New Year’s Evil, far and away, is one of the least suspenseful slasher movies that you’re ever likely to watch. For starters, we know the identity of the killer right off the bat and we follow his progress from victim to victim. Pretty much all of the people he’s killing have nothing to do with his stated intention, which is to kill those who are close to Blaze, not to mention that the kills themselves are pretty tame and uninteresting. Because of this, it borders on mediocre for a lot of its running time, but there are plenty of unintentionally funny moments that pop up now and again to perk up one’s interest.
The acting in the movie, for example, is generally not all that great, especially from the killer (played by Kip Niven), who seems to think he’s doing something much grander in scale. It seems to come across that way anyways. In probably the best scene in the movie, Blaze’s son (played by Grant Cramer) sniffs his mother’s stockings, wears them over his head, and pierces his ears with her earrings, all the while questioning if he has a mental disorder or not. It’s comic gold, and I’m not entirely sure if it was intended by the filmmakers to be funny or not.
New Year’s Evil was panned by critics across the nation when it was released, not getting much more than a single star, but in the years since, it has generated a bit of a cult following thanks to the slasher craze, as well as the movie’s unintentional humor. It has the potential to be a fun Halloween party movie, or better yet, a fun New Year’s Eve party movie. Either way, it’s probably best enjoyed amongst a large group of people. On your own, you might not get much out of it.

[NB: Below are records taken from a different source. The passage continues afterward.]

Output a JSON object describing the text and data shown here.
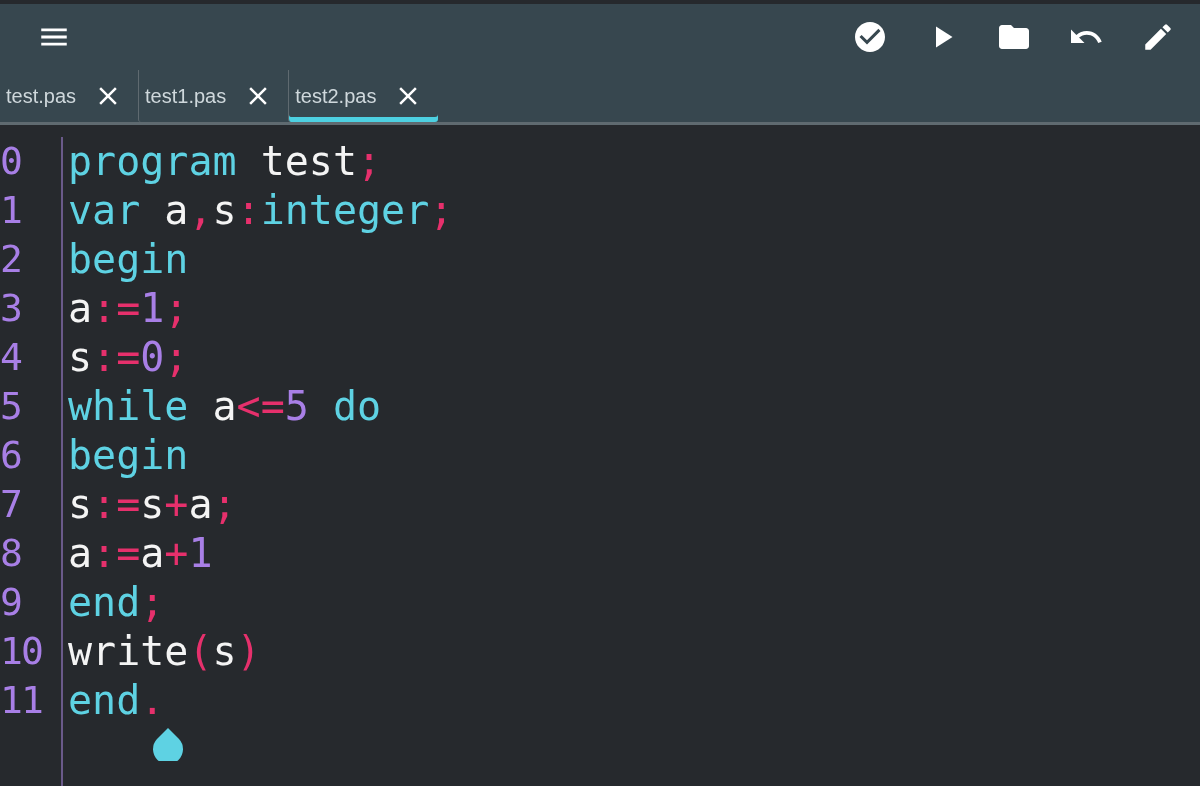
{
  "tabs": [
    {
      "label": "test.pas",
      "selected": false
    },
    {
      "label": "test1.pas",
      "selected": false
    },
    {
      "label": "test2.pas",
      "selected": true
    }
  ],
  "lines": [
    {
      "number": "0",
      "tokens": [
        {
          "kind": "keyword",
          "text": "program"
        },
        {
          "kind": "ident",
          "text": " test"
        },
        {
          "kind": "punct",
          "text": ";"
        }
      ]
    },
    {
      "number": "1",
      "tokens": [
        {
          "kind": "keyword",
          "text": "var"
        },
        {
          "kind": "ident",
          "text": " a"
        },
        {
          "kind": "punct",
          "text": ","
        },
        {
          "kind": "ident",
          "text": "s"
        },
        {
          "kind": "punct",
          "text": ":"
        },
        {
          "kind": "keyword",
          "text": "integer"
        },
        {
          "kind": "punct",
          "text": ";"
        }
      ]
    },
    {
      "number": "2",
      "tokens": [
        {
          "kind": "keyword",
          "text": "begin"
        }
      ]
    },
    {
      "number": "3",
      "tokens": [
        {
          "kind": "ident",
          "text": "a"
        },
        {
          "kind": "punct",
          "text": ":="
        },
        {
          "kind": "number",
          "text": "1"
        },
        {
          "kind": "punct",
          "text": ";"
        }
      ]
    },
    {
      "number": "4",
      "tokens": [
        {
          "kind": "ident",
          "text": "s"
        },
        {
          "kind": "punct",
          "text": ":="
        },
        {
          "kind": "number",
          "text": "0"
        },
        {
          "kind": "punct",
          "text": ";"
        }
      ]
    },
    {
      "number": "5",
      "tokens": [
        {
          "kind": "keyword",
          "text": "while"
        },
        {
          "kind": "ident",
          "text": " a"
        },
        {
          "kind": "punct",
          "text": "<="
        },
        {
          "kind": "number",
          "text": "5"
        },
        {
          "kind": "keyword",
          "text": " do"
        }
      ]
    },
    {
      "number": "6",
      "tokens": [
        {
          "kind": "keyword",
          "text": "begin"
        }
      ]
    },
    {
      "number": "7",
      "tokens": [
        {
          "kind": "ident",
          "text": "s"
        },
        {
          "kind": "punct",
          "text": ":="
        },
        {
          "kind": "ident",
          "text": "s"
        },
        {
          "kind": "punct",
          "text": "+"
        },
        {
          "kind": "ident",
          "text": "a"
        },
        {
          "kind": "punct",
          "text": ";"
        }
      ]
    },
    {
      "number": "8",
      "tokens": [
        {
          "kind": "ident",
          "text": "a"
        },
        {
          "kind": "punct",
          "text": ":="
        },
        {
          "kind": "ident",
          "text": "a"
        },
        {
          "kind": "punct",
          "text": "+"
        },
        {
          "kind": "number",
          "text": "1"
        }
      ]
    },
    {
      "number": "9",
      "tokens": [
        {
          "kind": "keyword",
          "text": "end"
        },
        {
          "kind": "punct",
          "text": ";"
        }
      ]
    },
    {
      "number": "10",
      "tokens": [
        {
          "kind": "ident",
          "text": "write"
        },
        {
          "kind": "punct",
          "text": "("
        },
        {
          "kind": "ident",
          "text": "s"
        },
        {
          "kind": "punct",
          "text": ")"
        }
      ]
    },
    {
      "number": "11",
      "tokens": [
        {
          "kind": "keyword",
          "text": "end"
        },
        {
          "kind": "punct",
          "text": "."
        }
      ]
    }
  ]
}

As for Scream Factory’s transfer of the film, they’ve utilized a new HD scan and the results are spectacular. This is actually one of the company’s best looking titles to date, especially considering the age and quality of the film. Film grain is evenly distributed from frame to frame, never being intrusive, helping to show off an excellent amount of fine detail. Colors are rich and vibrant, with plenty of strong shades of red. Skin tones are also quite natural. Blacks are quite deep with some nice shadow detail and no apparent crush to them. Contrast is also quite acceptable. There’s some occasional dirt and vertical lines here and there, but this is an extremely clean and sharp print of the film that hasn’t been digitally enhanced at all. It’s a quite impressive transfer for such a schlocky, low-grade movie. On the audio side of things, we’re given a single English 2.0 DTS-HD track. It’s not quite as impressive as the video’s quality comparatively, but it’s no slouch. Dialogue is always clean, clear, and very intelligible, while the sound effects have some nice fidelity to them. Because of the way the movie was mixed, the music doesn’t always fit into the proceedings very well, causing some bleed from time to time. There also isn’t much in the way of directionality or low end activity. Otherwise, it’s a very good soundtrack that gets the job done. There are also subtitles in English for those who might need them.

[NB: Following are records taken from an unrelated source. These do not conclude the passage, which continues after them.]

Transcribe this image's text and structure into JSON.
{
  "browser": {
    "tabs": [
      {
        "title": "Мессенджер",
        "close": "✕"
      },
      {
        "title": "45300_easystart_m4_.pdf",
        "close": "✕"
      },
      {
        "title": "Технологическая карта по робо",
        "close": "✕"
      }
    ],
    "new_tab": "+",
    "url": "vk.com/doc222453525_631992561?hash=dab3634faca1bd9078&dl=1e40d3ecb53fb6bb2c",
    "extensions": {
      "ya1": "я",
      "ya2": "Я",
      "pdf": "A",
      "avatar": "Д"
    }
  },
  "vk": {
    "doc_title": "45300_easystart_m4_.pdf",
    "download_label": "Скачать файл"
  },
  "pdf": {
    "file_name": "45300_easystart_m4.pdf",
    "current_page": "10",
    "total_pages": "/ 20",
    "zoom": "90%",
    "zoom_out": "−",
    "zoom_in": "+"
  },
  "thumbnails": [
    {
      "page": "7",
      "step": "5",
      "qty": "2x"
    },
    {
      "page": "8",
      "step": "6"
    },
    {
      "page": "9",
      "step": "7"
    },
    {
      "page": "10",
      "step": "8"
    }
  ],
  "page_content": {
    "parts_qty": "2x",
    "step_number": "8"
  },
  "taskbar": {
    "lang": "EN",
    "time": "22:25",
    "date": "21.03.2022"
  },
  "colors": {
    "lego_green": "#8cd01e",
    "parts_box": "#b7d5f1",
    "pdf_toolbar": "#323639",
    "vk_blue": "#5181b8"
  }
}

In the extras department, this release comes with an audio commentary by writer/director Emmett Alston, a newly-produced set of interviews entitled Call Me Eeevil: The Making of New Year’s Evil, and the original theatrical trailer.
Overall, Scream Factory’s release of New Year’s Evil is a delight for those looking for a copy of the movie with a fantastic presentation. This is definitely it, and with a nice set of extras, this is definitely a title that schlock and slasher fans will want to add to their collections.
- Tim Salmons